Blackburn pressed on to ask if TikTok was putting together a comprehensive profile — or “virtual dossier” — on each of its users, including younger kids and teens, which included their biometric data combined with their interests and search history.

Beckerman deferred answering this question as well, saying that: “TikTok is an entertainment platform where people watch and enjoy and create short-form videos. It’s about uplifting, entertaining content.”

While the senator’s line of questioning was a bit confusing at times — she once referred to this dossier as a “virtual you,” for example — it’s worth noting that we don’t have a full picture today as to what TikTok is doing with the data it collects from its users outside of what’s outlined in its privacy policy and, per TikTok’s 2020 blog post, how some of that data plays a role in its recommendation algorithms. And given the chance to set the record straight over its plans to collect biometric data with regard to minor users, TikTok’s policy head skirted the questions.

In a line of follow-ups on its data collection practices led by Senator Cynthia Lummis (R-WY), Beckerman was asked if this sort of “mass data collection” was necessary to deliver a high-quality experience to TikTok’s users. She noted the company’s policy allowed for the collection of the person’s location, device model of their phone, browsing history outside and inside TikTok, all the messages sent on TikTok, IP address, and biometric data.

In response, Beckerman said “some of those items that you listed off are things that we’re not currently collecting.”

He also said that the privacy policy states TikTok would get user consent if it were to begin collecting those items in the future.

Though not immediately clear, his statements were likely in reference to the clause about biometric data collection. In June, TikTok declined to detail the product developments that necessitated the addition of biometric data to its list of disclosures about the information it automatically collects from users. But at the time, the company told TechCrunch it would ask for user consent in the case such data collection practices began.

The senator said the committee would follow up with TikTok on this question.

Both senators were concerned about TikTok’s connection to China, given its parent company is Beijing-based ByteDance. But the issue of over-collection of user data — particularly with regard to children and minors — isn’t just a geopolitical concern or, as Trump believed, a national security threat. It’s a matter of transparency.

Privacy and security experts generally think that users should understand why a company needs the data it collects, what is done with it, and they should have the right to refuse to share that data. Today, users can somewhat limit data collection by disallowing access to their smartphone’s sensors and other features. Apple, for example, implements opt-outs as part of its mobile operating system, iOS, which pops up consent boxes when an app wants to access your location, your microphone, your camera, or your contacts.

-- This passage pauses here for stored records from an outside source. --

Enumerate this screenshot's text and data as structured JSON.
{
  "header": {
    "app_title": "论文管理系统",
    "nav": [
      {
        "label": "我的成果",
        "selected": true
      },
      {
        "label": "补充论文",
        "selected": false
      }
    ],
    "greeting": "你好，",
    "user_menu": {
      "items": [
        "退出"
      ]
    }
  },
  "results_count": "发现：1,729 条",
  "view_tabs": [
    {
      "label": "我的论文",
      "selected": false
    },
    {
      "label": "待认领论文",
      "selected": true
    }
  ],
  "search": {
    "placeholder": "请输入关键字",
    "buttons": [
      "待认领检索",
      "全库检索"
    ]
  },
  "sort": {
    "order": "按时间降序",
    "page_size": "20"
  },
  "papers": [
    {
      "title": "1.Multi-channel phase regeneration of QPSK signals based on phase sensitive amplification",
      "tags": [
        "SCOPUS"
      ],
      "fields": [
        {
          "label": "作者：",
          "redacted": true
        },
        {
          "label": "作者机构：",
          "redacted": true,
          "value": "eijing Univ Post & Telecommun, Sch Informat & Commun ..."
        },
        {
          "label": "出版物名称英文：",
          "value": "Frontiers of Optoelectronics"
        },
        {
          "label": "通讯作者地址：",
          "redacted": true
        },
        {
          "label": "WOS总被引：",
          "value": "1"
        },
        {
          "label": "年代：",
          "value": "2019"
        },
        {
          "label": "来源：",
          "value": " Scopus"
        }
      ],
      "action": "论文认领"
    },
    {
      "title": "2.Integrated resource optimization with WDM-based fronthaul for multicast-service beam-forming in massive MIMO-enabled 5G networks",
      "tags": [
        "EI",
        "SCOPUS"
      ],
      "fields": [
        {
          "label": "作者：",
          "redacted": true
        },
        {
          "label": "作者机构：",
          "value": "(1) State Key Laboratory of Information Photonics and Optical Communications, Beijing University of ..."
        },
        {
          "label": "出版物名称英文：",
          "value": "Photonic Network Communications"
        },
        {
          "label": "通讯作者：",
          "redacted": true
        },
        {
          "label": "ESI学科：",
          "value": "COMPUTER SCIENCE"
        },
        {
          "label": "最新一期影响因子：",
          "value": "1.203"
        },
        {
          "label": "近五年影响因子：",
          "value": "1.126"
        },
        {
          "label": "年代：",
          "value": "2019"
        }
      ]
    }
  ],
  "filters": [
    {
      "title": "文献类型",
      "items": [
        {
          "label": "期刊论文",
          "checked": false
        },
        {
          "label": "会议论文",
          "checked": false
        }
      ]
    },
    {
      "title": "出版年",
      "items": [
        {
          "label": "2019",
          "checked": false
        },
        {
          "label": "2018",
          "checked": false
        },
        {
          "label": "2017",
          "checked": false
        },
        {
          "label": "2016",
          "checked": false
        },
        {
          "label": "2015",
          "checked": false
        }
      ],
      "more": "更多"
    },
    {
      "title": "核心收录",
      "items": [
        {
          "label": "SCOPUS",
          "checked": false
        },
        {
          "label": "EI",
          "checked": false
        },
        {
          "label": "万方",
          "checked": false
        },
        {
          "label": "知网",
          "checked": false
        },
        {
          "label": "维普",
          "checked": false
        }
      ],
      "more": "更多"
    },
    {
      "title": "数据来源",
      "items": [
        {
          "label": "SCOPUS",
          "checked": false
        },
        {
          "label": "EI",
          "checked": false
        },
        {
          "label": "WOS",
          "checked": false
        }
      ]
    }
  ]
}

But there is much more data that apps can track, even when these items are blocked.

Following the questions about data collection practices, Lummis also wanted to know if TikTok had been built with the goal of keeping users engaged for as long as possible. After all, having a treasure trove of user data could greatly boost this sort of metric.

In reply, Beckerman pointed to the app’s “take a break” reminders and parental controls for screen time management.

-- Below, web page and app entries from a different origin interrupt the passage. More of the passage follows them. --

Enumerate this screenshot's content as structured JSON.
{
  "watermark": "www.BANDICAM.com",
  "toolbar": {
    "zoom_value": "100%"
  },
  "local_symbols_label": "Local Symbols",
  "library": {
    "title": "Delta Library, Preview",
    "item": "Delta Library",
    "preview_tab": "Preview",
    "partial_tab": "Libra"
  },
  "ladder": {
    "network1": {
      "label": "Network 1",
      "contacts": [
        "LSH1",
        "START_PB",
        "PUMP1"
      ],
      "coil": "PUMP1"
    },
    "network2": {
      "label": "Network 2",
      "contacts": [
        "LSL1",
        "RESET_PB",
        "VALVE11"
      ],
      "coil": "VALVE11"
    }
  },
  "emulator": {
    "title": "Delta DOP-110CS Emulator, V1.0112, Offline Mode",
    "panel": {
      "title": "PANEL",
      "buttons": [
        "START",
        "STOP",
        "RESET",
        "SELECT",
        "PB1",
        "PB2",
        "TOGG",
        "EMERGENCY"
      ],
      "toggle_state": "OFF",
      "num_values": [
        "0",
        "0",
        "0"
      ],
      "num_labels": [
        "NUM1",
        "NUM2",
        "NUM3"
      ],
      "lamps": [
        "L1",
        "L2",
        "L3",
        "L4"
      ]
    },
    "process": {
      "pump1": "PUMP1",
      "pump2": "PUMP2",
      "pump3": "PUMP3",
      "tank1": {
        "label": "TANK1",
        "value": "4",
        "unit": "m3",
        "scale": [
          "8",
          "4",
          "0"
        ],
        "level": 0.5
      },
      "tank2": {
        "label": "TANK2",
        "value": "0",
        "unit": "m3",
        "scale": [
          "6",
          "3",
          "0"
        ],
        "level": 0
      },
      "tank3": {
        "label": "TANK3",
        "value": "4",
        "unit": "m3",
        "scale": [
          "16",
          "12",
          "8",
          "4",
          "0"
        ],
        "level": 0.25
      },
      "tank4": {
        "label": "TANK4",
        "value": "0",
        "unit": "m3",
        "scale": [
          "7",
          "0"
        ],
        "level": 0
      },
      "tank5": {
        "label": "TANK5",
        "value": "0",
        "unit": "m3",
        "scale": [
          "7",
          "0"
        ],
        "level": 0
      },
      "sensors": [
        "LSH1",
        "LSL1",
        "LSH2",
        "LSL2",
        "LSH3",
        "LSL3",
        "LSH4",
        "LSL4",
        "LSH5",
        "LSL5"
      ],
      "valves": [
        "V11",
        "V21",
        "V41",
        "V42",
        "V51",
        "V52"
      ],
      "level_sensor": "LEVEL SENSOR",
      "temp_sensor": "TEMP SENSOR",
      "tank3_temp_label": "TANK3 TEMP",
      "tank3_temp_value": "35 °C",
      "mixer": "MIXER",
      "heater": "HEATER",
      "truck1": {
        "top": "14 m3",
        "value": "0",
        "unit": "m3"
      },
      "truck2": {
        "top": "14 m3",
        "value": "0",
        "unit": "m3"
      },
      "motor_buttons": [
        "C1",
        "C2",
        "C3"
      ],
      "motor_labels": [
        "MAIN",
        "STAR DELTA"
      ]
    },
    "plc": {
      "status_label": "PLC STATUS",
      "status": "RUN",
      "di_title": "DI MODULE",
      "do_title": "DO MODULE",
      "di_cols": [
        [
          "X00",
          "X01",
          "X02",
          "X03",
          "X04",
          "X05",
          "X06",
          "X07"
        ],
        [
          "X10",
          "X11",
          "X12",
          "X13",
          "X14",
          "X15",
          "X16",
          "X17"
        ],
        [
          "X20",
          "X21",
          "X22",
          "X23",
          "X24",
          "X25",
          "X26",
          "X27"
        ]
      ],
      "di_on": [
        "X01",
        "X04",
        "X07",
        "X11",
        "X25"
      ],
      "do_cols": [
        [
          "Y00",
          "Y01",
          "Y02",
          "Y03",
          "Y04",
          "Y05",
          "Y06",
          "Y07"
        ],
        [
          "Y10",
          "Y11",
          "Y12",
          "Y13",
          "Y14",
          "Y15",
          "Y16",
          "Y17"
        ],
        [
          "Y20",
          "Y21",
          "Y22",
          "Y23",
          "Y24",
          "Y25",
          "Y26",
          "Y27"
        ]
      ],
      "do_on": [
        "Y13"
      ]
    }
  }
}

Lummis clarified that she wanted to know if “length of engagement” was a metric the company used in order to define success.

Again, Beckerman skirted the question, noting “there’s multiple definitions of success” and that “it’s not just based on how much time somebody’s spending [on the app],”

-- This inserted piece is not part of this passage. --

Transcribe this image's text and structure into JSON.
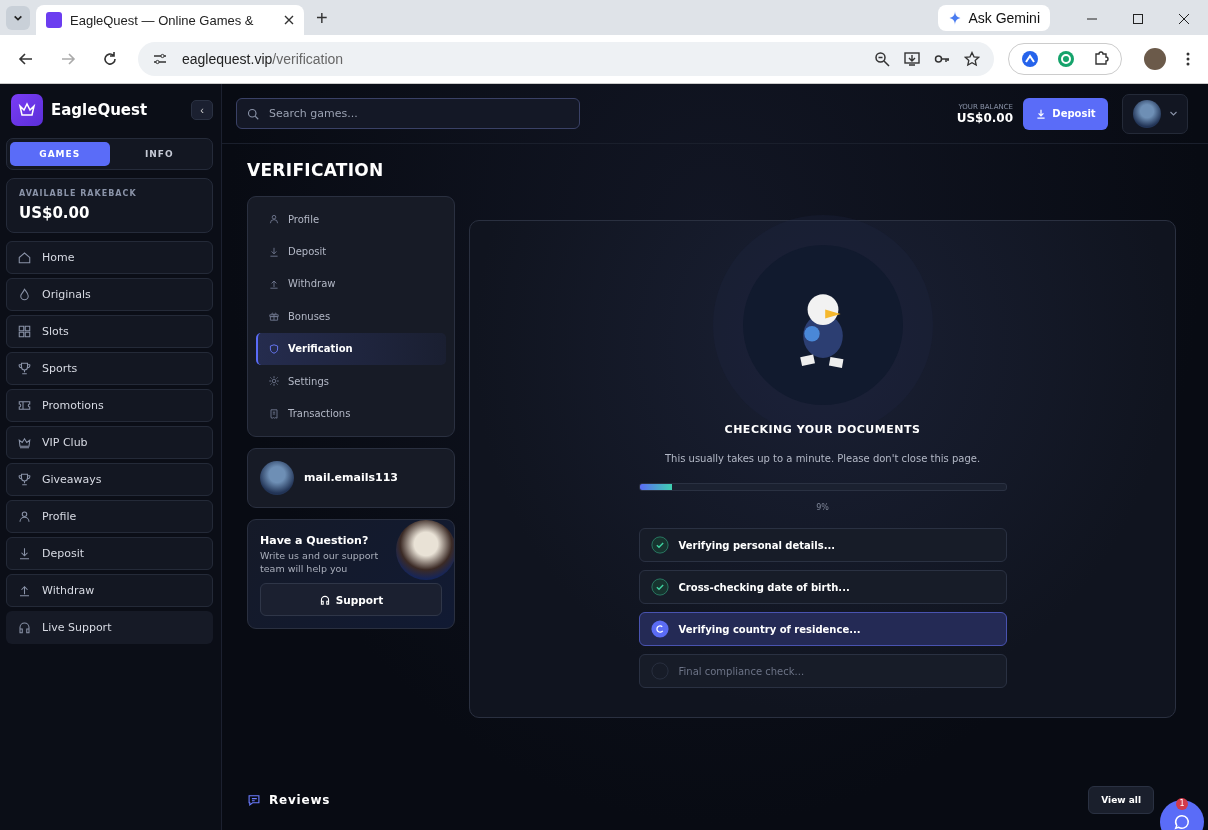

Lummis then restated the question a couple more times as Beckerman continued to dodge answering directly, saying only that “overall engagement is more important than the amount of time that’s being spent.”

“But is it one of the metrics?,” Lummis pushed.

“It’s a metric that I think many platforms check on how much time people are spending on the app,” Beckerman said.